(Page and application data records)
=== Section Start ===
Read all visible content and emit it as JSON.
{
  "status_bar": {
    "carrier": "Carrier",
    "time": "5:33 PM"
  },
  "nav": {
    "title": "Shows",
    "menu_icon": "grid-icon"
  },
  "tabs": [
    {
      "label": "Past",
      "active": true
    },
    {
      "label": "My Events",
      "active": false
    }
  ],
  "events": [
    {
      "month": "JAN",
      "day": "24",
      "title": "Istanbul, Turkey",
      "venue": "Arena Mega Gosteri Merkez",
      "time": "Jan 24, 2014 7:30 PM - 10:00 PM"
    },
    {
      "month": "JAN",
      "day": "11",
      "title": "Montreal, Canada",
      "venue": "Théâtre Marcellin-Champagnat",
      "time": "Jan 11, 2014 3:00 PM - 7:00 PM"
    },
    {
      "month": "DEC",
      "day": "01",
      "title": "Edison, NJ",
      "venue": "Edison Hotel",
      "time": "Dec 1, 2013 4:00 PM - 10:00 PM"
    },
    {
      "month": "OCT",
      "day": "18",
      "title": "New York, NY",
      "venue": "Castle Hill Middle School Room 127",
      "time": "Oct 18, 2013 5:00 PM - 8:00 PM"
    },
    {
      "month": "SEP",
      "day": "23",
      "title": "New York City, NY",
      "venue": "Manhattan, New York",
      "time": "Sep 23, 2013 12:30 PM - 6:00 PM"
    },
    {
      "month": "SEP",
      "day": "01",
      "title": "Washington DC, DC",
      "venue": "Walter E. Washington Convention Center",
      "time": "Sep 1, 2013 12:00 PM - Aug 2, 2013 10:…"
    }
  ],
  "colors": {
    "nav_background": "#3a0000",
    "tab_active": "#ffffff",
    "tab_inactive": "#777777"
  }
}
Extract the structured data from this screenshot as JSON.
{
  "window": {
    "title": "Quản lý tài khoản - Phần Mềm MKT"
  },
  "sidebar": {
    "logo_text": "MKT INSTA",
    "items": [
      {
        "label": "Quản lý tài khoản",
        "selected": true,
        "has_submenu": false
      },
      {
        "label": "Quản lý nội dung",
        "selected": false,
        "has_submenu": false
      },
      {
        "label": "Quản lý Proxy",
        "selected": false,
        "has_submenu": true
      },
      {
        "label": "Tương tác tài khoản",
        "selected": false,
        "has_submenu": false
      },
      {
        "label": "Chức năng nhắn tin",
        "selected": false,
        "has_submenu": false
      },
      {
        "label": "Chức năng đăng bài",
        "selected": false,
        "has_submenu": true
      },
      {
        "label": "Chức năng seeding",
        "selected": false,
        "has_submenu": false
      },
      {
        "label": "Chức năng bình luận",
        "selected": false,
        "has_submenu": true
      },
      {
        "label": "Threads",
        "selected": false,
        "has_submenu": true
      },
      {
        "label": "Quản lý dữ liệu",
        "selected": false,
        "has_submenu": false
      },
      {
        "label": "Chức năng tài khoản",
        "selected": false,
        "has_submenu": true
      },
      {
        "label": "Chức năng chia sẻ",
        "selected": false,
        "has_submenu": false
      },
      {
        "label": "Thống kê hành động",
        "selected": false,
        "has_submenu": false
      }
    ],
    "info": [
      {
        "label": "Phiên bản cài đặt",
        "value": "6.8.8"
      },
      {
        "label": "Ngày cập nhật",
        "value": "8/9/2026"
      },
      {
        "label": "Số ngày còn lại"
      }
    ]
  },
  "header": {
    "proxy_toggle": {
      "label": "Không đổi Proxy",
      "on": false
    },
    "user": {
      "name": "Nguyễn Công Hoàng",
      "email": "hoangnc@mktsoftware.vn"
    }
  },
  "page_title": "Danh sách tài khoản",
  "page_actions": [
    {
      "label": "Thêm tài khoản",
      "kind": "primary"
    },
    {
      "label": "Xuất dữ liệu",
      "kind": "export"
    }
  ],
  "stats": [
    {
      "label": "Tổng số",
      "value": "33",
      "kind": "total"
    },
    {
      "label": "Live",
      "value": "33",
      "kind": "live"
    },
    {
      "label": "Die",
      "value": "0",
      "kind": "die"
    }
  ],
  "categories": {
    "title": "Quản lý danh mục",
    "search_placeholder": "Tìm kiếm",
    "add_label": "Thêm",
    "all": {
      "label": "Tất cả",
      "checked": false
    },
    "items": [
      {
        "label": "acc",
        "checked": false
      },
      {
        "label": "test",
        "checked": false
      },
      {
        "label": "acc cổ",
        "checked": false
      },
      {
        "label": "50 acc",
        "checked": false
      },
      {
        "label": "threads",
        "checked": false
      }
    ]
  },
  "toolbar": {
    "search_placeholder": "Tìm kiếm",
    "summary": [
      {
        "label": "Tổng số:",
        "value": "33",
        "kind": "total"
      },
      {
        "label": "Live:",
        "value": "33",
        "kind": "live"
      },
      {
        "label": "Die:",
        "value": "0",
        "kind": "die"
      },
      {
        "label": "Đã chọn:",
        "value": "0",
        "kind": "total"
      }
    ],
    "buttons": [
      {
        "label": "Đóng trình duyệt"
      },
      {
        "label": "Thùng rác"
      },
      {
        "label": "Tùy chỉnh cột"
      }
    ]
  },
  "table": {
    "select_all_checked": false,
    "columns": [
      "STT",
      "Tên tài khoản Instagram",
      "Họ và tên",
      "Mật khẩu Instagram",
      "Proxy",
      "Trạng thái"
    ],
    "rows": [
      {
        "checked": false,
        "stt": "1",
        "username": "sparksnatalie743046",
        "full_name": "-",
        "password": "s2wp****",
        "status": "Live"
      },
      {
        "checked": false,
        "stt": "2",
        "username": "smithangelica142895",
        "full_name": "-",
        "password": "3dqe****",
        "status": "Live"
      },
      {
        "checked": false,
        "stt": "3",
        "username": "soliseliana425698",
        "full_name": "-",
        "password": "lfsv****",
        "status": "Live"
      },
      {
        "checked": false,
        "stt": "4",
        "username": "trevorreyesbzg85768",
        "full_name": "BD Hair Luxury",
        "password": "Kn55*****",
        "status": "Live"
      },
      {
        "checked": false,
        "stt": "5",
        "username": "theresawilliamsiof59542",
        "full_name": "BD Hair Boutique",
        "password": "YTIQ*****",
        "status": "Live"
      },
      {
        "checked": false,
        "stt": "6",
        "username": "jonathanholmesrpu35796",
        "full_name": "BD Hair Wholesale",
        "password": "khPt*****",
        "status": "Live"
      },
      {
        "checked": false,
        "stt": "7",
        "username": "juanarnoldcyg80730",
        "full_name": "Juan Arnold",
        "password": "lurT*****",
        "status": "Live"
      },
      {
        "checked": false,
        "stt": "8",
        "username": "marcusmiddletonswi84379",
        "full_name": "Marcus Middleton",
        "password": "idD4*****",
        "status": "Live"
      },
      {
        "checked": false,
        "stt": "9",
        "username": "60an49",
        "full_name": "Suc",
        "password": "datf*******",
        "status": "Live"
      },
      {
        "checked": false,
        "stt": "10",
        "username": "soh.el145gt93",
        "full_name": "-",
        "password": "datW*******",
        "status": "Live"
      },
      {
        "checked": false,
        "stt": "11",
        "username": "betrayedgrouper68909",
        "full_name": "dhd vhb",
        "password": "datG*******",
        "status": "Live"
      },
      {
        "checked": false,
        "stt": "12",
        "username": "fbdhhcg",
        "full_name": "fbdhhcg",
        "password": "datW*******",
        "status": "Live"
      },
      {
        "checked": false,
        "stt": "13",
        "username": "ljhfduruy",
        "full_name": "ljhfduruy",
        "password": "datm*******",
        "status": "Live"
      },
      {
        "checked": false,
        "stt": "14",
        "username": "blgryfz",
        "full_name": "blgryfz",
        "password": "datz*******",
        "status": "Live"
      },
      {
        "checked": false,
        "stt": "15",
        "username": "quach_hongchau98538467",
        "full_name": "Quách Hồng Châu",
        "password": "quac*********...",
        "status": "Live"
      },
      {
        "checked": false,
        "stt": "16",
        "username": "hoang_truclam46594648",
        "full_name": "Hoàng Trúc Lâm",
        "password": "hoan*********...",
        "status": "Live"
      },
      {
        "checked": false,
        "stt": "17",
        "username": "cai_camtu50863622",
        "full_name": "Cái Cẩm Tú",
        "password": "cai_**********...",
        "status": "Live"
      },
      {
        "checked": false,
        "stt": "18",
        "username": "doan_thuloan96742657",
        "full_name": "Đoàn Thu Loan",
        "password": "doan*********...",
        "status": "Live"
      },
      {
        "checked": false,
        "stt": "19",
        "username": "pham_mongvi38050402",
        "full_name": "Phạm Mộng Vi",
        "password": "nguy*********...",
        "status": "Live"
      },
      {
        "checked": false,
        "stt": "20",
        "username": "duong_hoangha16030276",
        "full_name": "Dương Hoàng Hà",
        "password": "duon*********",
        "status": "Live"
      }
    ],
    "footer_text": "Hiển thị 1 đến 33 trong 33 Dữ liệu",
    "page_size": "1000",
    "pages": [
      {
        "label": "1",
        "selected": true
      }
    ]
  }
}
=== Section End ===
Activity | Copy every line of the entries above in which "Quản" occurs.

Written response |
    "title": "Quản lý tài khoản - Phần Mềm MKT"
        "label": "Quản lý tài khoản",
        "label": "Quản lý nội dung",
        "label": "Quản lý Proxy",
        "label": "Quản lý dữ liệu",
    "title": "Quản lý danh mục",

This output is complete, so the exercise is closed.